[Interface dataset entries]
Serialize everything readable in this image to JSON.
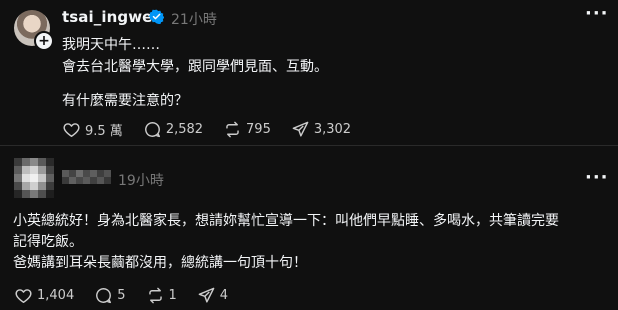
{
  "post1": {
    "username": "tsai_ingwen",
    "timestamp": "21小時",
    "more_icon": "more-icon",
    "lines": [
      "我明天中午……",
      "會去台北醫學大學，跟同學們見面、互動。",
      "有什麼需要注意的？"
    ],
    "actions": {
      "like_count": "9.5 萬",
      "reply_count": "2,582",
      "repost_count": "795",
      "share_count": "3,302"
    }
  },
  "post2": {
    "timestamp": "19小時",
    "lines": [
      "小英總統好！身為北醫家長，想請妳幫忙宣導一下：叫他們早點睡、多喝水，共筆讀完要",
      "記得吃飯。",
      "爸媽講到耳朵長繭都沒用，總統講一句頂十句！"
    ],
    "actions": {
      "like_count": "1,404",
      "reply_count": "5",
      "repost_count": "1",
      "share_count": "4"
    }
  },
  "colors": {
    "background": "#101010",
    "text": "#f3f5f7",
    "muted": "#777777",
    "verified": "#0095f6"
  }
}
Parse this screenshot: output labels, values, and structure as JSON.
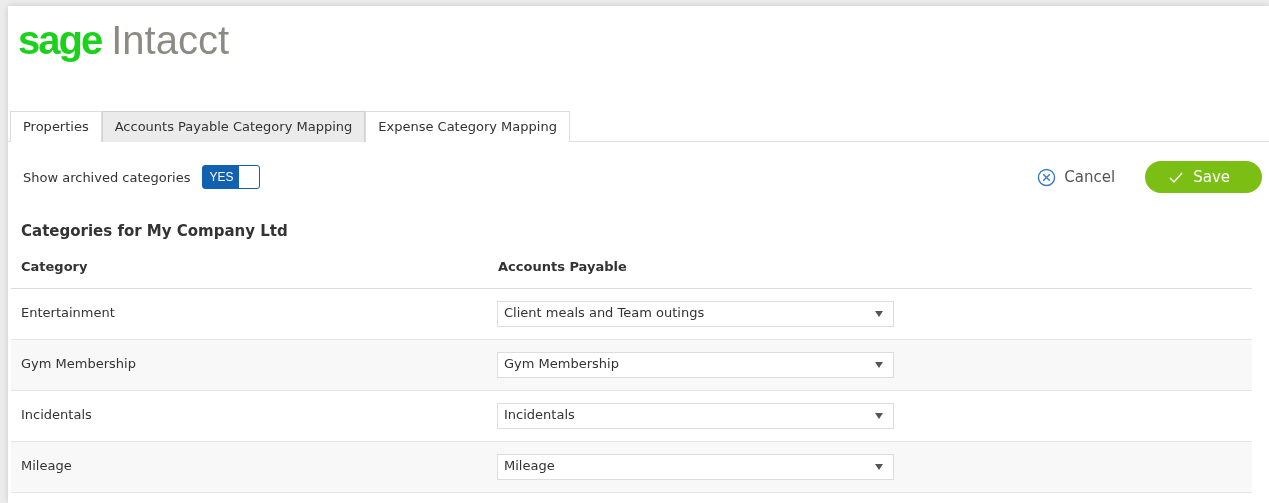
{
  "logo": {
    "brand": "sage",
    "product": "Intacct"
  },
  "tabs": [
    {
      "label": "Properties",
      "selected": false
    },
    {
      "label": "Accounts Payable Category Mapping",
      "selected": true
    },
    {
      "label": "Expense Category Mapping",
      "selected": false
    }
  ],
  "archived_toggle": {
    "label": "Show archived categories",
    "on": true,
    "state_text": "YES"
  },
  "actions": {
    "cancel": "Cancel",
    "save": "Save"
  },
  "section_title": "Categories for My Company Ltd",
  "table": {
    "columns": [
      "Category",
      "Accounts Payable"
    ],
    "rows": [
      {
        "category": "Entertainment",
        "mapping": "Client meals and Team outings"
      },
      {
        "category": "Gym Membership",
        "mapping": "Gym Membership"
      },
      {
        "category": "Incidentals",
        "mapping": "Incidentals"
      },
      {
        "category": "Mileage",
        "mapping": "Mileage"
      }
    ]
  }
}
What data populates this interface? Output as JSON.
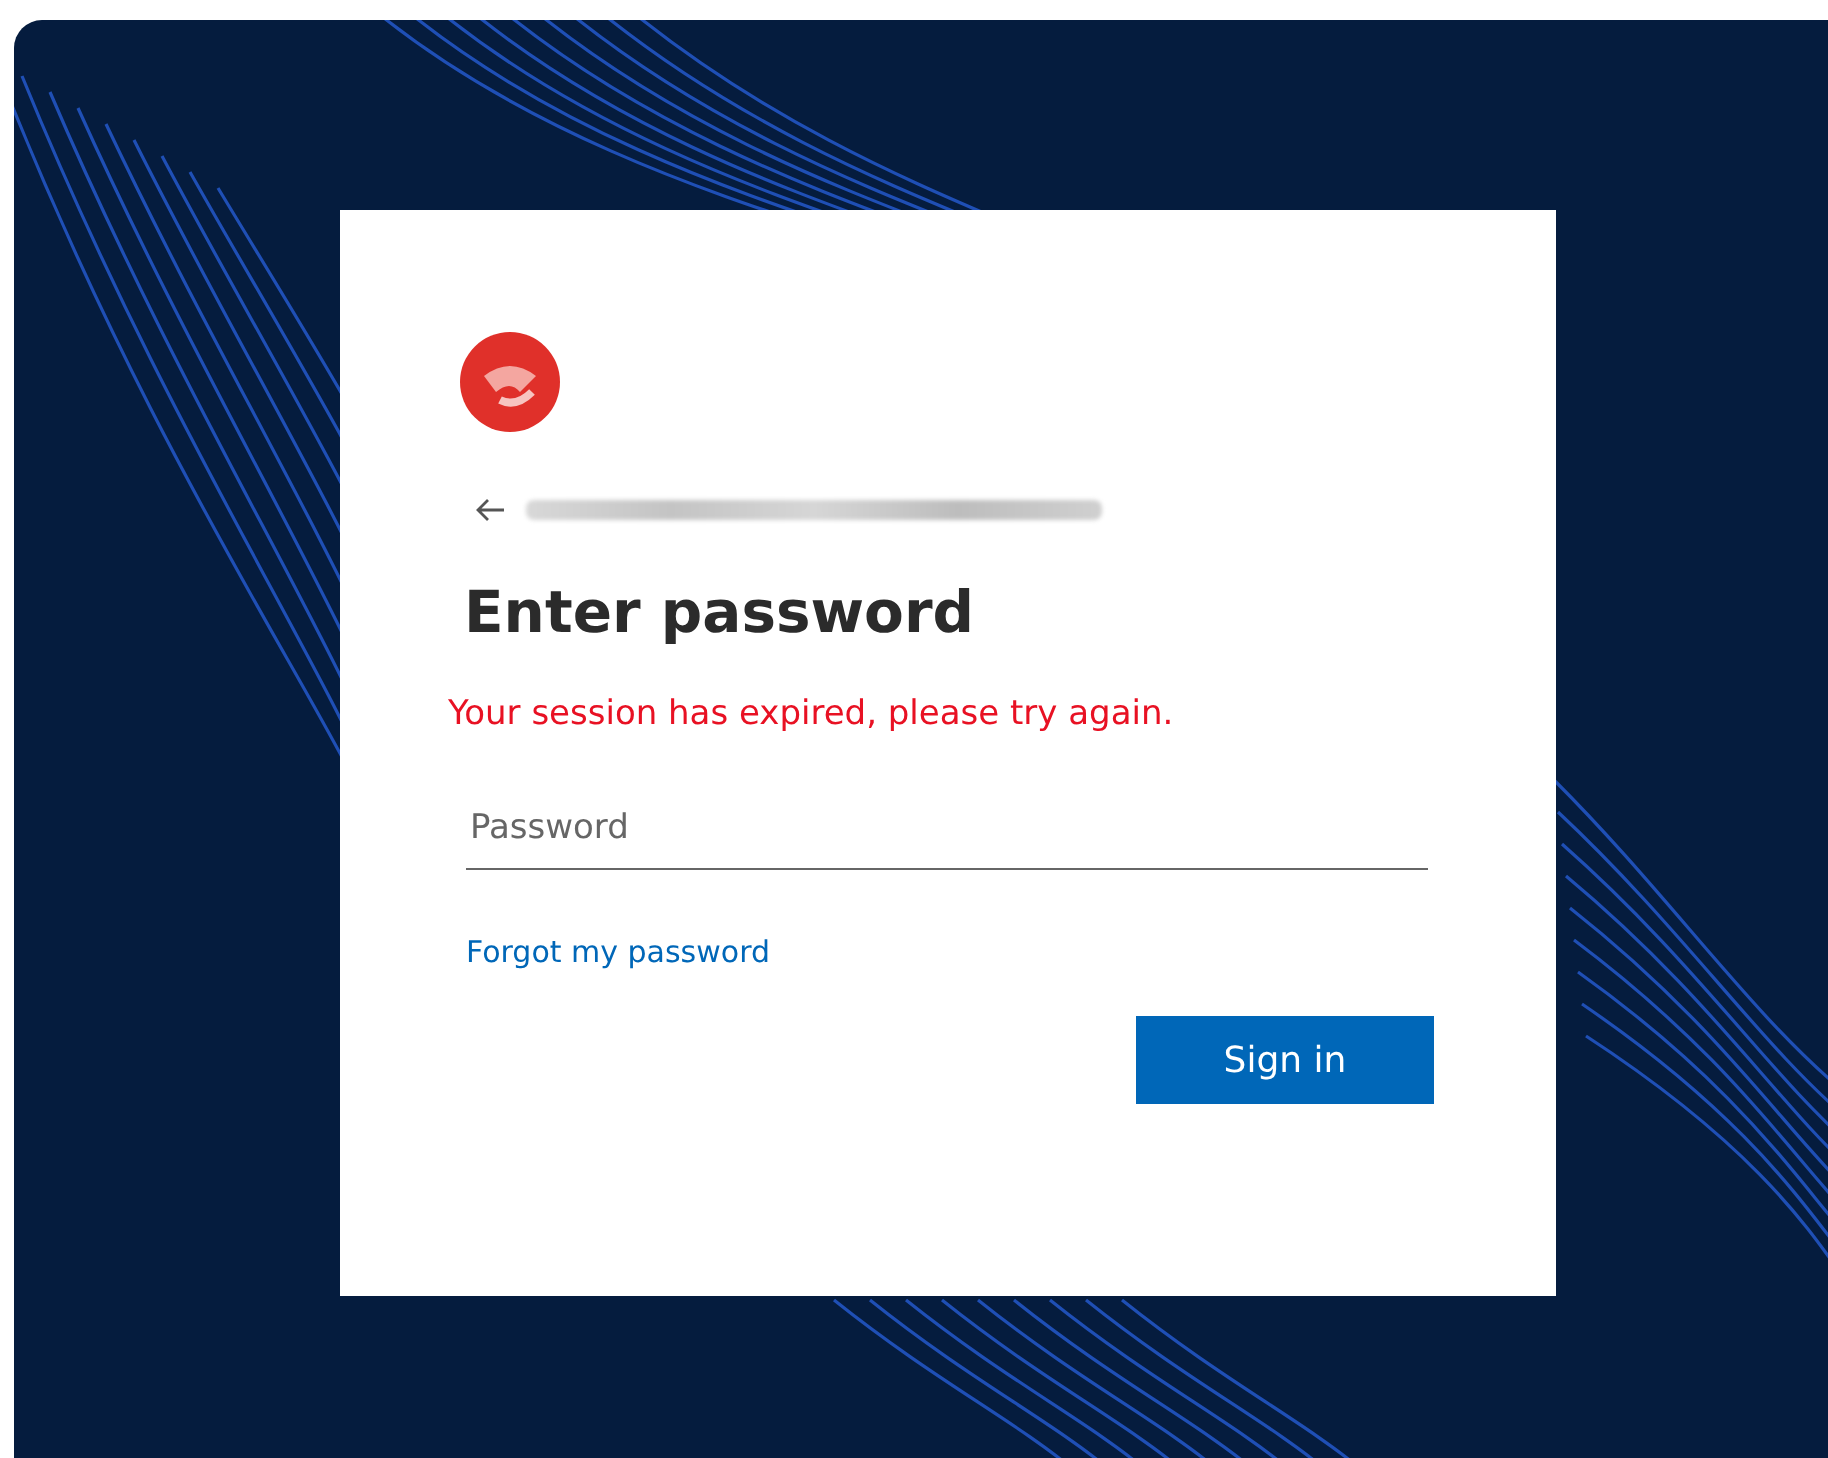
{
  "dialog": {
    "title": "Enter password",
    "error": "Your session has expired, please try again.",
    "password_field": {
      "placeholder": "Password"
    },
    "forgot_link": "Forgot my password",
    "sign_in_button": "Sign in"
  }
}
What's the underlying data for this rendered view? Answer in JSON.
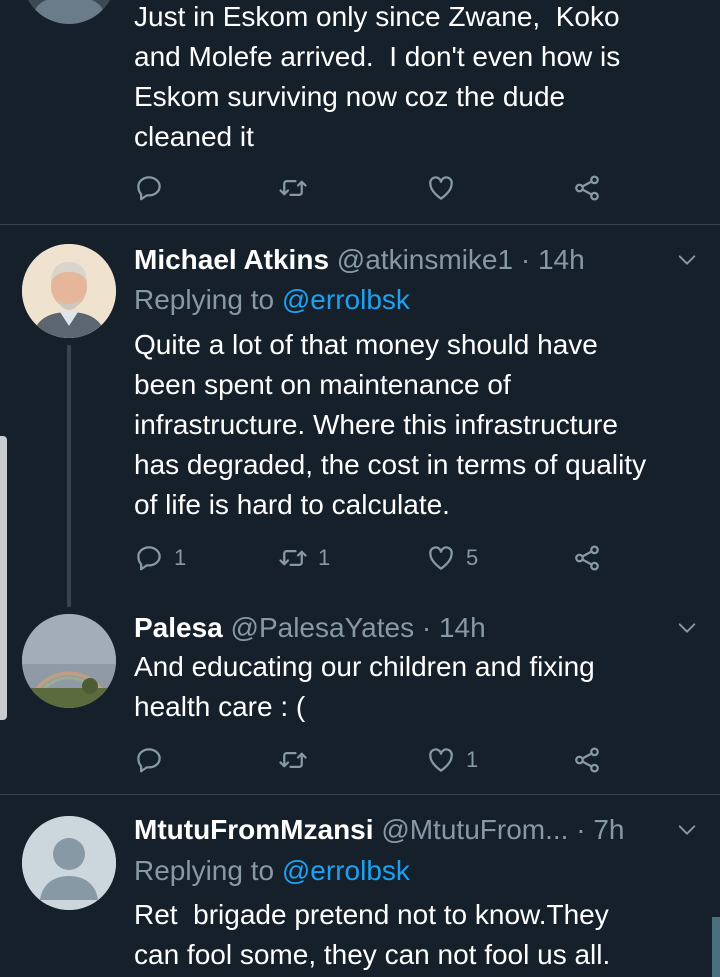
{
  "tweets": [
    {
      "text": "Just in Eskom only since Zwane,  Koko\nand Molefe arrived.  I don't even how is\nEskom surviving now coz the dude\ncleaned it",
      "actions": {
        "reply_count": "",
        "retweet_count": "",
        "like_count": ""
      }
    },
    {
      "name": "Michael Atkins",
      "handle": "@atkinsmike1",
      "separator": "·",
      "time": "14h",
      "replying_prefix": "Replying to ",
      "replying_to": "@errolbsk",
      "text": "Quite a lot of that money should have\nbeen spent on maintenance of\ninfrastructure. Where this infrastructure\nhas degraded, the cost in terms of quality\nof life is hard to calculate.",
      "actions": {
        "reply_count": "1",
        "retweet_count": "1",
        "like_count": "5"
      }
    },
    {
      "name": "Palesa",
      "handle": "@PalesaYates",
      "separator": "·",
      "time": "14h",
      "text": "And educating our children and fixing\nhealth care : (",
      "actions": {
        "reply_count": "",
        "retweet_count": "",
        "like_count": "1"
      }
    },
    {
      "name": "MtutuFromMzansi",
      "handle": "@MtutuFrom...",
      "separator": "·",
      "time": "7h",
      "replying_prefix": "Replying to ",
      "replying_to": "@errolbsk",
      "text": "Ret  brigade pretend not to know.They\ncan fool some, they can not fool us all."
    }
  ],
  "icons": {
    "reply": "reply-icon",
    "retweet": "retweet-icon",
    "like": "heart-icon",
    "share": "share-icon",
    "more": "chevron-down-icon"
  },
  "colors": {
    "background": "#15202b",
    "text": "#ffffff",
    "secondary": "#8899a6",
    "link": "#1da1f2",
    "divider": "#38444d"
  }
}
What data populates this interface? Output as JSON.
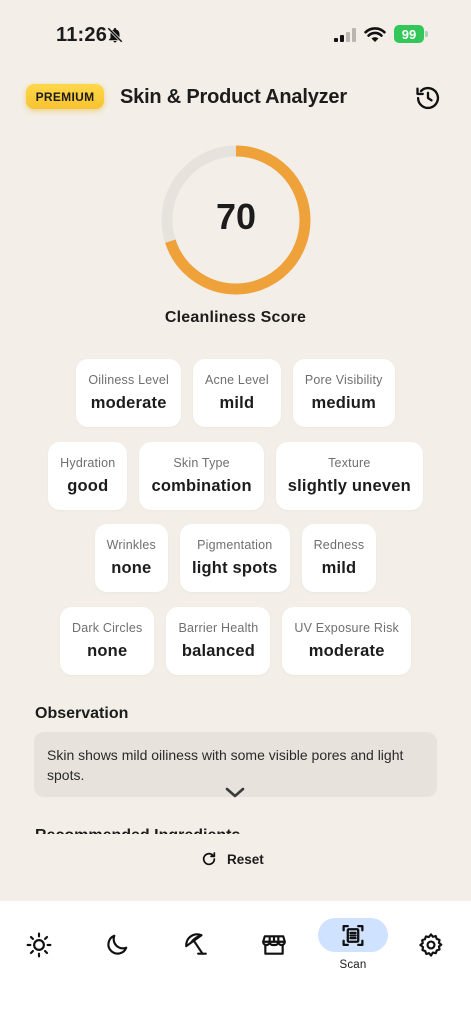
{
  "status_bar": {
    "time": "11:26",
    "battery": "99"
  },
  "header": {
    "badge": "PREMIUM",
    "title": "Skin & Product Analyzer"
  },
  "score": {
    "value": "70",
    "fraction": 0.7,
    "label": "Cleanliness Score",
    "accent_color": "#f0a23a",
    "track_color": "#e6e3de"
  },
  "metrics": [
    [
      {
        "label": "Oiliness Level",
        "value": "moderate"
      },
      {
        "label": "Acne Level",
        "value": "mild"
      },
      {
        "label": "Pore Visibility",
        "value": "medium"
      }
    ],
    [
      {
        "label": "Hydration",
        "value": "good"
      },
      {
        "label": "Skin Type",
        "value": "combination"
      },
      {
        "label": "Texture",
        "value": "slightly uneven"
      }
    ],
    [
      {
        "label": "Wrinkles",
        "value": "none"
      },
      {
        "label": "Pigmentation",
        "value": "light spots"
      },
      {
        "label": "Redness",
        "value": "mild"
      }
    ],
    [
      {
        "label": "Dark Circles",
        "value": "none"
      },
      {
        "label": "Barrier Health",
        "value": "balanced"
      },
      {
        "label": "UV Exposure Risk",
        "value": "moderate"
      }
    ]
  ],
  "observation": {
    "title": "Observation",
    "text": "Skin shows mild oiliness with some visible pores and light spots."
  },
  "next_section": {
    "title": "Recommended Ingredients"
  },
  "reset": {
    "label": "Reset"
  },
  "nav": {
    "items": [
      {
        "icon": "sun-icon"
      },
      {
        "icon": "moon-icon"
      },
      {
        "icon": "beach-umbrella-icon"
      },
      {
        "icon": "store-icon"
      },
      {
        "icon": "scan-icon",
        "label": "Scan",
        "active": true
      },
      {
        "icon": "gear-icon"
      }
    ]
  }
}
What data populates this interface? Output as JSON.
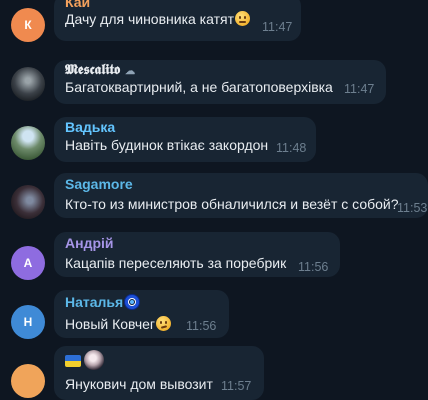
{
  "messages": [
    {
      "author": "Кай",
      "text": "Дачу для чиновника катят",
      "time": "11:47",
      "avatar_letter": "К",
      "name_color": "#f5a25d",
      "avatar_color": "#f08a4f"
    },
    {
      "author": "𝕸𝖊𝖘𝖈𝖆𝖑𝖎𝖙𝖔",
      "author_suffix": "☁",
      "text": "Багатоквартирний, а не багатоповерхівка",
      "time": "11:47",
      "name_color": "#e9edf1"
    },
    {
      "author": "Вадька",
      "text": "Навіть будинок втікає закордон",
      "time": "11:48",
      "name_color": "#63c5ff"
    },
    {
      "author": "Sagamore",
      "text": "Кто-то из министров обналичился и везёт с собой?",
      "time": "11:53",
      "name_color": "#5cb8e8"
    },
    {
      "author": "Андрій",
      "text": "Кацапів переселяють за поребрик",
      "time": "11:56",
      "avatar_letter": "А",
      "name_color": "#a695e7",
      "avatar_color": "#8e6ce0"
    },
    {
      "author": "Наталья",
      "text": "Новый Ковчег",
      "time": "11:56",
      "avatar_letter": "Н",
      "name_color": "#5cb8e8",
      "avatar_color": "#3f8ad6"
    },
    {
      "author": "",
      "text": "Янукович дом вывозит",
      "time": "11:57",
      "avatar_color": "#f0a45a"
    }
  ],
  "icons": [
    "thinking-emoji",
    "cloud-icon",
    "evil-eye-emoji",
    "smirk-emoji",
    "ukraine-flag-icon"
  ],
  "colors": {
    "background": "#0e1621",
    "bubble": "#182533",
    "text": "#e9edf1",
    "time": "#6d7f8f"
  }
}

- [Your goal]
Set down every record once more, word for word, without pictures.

- [Solution to the exercise]
Serialize everything readable in this image to JSON.
{
  "post1": {
    "username": "tsai_ingwen",
    "timestamp": "21小時",
    "more_icon": "more-icon",
    "lines": [
      "我明天中午……",
      "會去台北醫學大學，跟同學們見面、互動。",
      "有什麼需要注意的？"
    ],
    "actions": {
      "like_count": "9.5 萬",
      "reply_count": "2,582",
      "repost_count": "795",
      "share_count": "3,302"
    }
  },
  "post2": {
    "timestamp": "19小時",
    "lines": [
      "小英總統好！身為北醫家長，想請妳幫忙宣導一下：叫他們早點睡、多喝水，共筆讀完要",
      "記得吃飯。",
      "爸媽講到耳朵長繭都沒用，總統講一句頂十句！"
    ],
    "actions": {
      "like_count": "1,404",
      "reply_count": "5",
      "repost_count": "1",
      "share_count": "4"
    }
  },
  "colors": {
    "background": "#101010",
    "text": "#f3f5f7",
    "muted": "#777777",
    "verified": "#0095f6"
  }
}
Parse this screenshot: output labels, values, and structure as JSON.
{
  "logo": {
    "brand": "sage",
    "product": "Intacct"
  },
  "tabs": [
    {
      "label": "Properties",
      "selected": false
    },
    {
      "label": "Accounts Payable Category Mapping",
      "selected": true
    },
    {
      "label": "Expense Category Mapping",
      "selected": false
    }
  ],
  "archived_toggle": {
    "label": "Show archived categories",
    "on": true,
    "state_text": "YES"
  },
  "actions": {
    "cancel": "Cancel",
    "save": "Save"
  },
  "section_title": "Categories for My Company Ltd",
  "table": {
    "columns": [
      "Category",
      "Accounts Payable"
    ],
    "rows": [
      {
        "category": "Entertainment",
        "mapping": "Client meals and Team outings"
      },
      {
        "category": "Gym Membership",
        "mapping": "Gym Membership"
      },
      {
        "category": "Incidentals",
        "mapping": "Incidentals"
      },
      {
        "category": "Mileage",
        "mapping": "Mileage"
      }
    ]
  }
}
What data populates this interface? Output as JSON.
{
  "dialog": {
    "title": "Enter password",
    "error": "Your session has expired, please try again.",
    "password_field": {
      "placeholder": "Password"
    },
    "forgot_link": "Forgot my password",
    "sign_in_button": "Sign in"
  }
}
What's the underlying data for this rendered view? Answer in JSON.
{
  "tweets": [
    {
      "text": "Just in Eskom only since Zwane,  Koko\nand Molefe arrived.  I don't even how is\nEskom surviving now coz the dude\ncleaned it",
      "actions": {
        "reply_count": "",
        "retweet_count": "",
        "like_count": ""
      }
    },
    {
      "name": "Michael Atkins",
      "handle": "@atkinsmike1",
      "separator": "·",
      "time": "14h",
      "replying_prefix": "Replying to ",
      "replying_to": "@errolbsk",
      "text": "Quite a lot of that money should have\nbeen spent on maintenance of\ninfrastructure. Where this infrastructure\nhas degraded, the cost in terms of quality\nof life is hard to calculate.",
      "actions": {
        "reply_count": "1",
        "retweet_count": "1",
        "like_count": "5"
      }
    },
    {
      "name": "Palesa",
      "handle": "@PalesaYates",
      "separator": "·",
      "time": "14h",
      "text": "And educating our children and fixing\nhealth care : (",
      "actions": {
        "reply_count": "",
        "retweet_count": "",
        "like_count": "1"
      }
    },
    {
      "name": "MtutuFromMzansi",
      "handle": "@MtutuFrom...",
      "separator": "·",
      "time": "7h",
      "replying_prefix": "Replying to ",
      "replying_to": "@errolbsk",
      "text": "Ret  brigade pretend not to know.They\ncan fool some, they can not fool us all."
    }
  ],
  "icons": {
    "reply": "reply-icon",
    "retweet": "retweet-icon",
    "like": "heart-icon",
    "share": "share-icon",
    "more": "chevron-down-icon"
  },
  "colors": {
    "background": "#15202b",
    "text": "#ffffff",
    "secondary": "#8899a6",
    "link": "#1da1f2",
    "divider": "#38444d"
  }
}
What data populates this interface? Output as JSON.
{
  "status_bar": {
    "time": "11:26",
    "battery": "99"
  },
  "header": {
    "badge": "PREMIUM",
    "title": "Skin & Product Analyzer"
  },
  "score": {
    "value": "70",
    "fraction": 0.7,
    "label": "Cleanliness Score",
    "accent_color": "#f0a23a",
    "track_color": "#e6e3de"
  },
  "metrics": [
    [
      {
        "label": "Oiliness Level",
        "value": "moderate"
      },
      {
        "label": "Acne Level",
        "value": "mild"
      },
      {
        "label": "Pore Visibility",
        "value": "medium"
      }
    ],
    [
      {
        "label": "Hydration",
        "value": "good"
      },
      {
        "label": "Skin Type",
        "value": "combination"
      },
      {
        "label": "Texture",
        "value": "slightly uneven"
      }
    ],
    [
      {
        "label": "Wrinkles",
        "value": "none"
      },
      {
        "label": "Pigmentation",
        "value": "light spots"
      },
      {
        "label": "Redness",
        "value": "mild"
      }
    ],
    [
      {
        "label": "Dark Circles",
        "value": "none"
      },
      {
        "label": "Barrier Health",
        "value": "balanced"
      },
      {
        "label": "UV Exposure Risk",
        "value": "moderate"
      }
    ]
  ],
  "observation": {
    "title": "Observation",
    "text": "Skin shows mild oiliness with some visible pores and light spots."
  },
  "next_section": {
    "title": "Recommended Ingredients"
  },
  "reset": {
    "label": "Reset"
  },
  "nav": {
    "items": [
      {
        "icon": "sun-icon"
      },
      {
        "icon": "moon-icon"
      },
      {
        "icon": "beach-umbrella-icon"
      },
      {
        "icon": "store-icon"
      },
      {
        "icon": "scan-icon",
        "label": "Scan",
        "active": true
      },
      {
        "icon": "gear-icon"
      }
    ]
  }
}
What data populates this interface? Output as JSON.
{
  "messages": [
    {
      "author": "Кай",
      "text": "Дачу для чиновника катят",
      "time": "11:47",
      "avatar_letter": "К",
      "name_color": "#f5a25d",
      "avatar_color": "#f08a4f"
    },
    {
      "author": "𝕸𝖊𝖘𝖈𝖆𝖑𝖎𝖙𝖔",
      "author_suffix": "☁",
      "text": "Багатоквартирний, а не багатоповерхівка",
      "time": "11:47",
      "name_color": "#e9edf1"
    },
    {
      "author": "Вадька",
      "text": "Навіть будинок втікає закордон",
      "time": "11:48",
      "name_color": "#63c5ff"
    },
    {
      "author": "Sagamore",
      "text": "Кто-то из министров обналичился и везёт с собой?",
      "time": "11:53",
      "name_color": "#5cb8e8"
    },
    {
      "author": "Андрій",
      "text": "Кацапів переселяють за поребрик",
      "time": "11:56",
      "avatar_letter": "А",
      "name_color": "#a695e7",
      "avatar_color": "#8e6ce0"
    },
    {
      "author": "Наталья",
      "text": "Новый Ковчег",
      "time": "11:56",
      "avatar_letter": "Н",
      "name_color": "#5cb8e8",
      "avatar_color": "#3f8ad6"
    },
    {
      "author": "",
      "text": "Янукович дом вывозит",
      "time": "11:57",
      "avatar_color": "#f0a45a"
    }
  ],
  "icons": [
    "thinking-emoji",
    "cloud-icon",
    "evil-eye-emoji",
    "smirk-emoji",
    "ukraine-flag-icon"
  ],
  "colors": {
    "background": "#0e1621",
    "bubble": "#182533",
    "text": "#e9edf1",
    "time": "#6d7f8f"
  }
}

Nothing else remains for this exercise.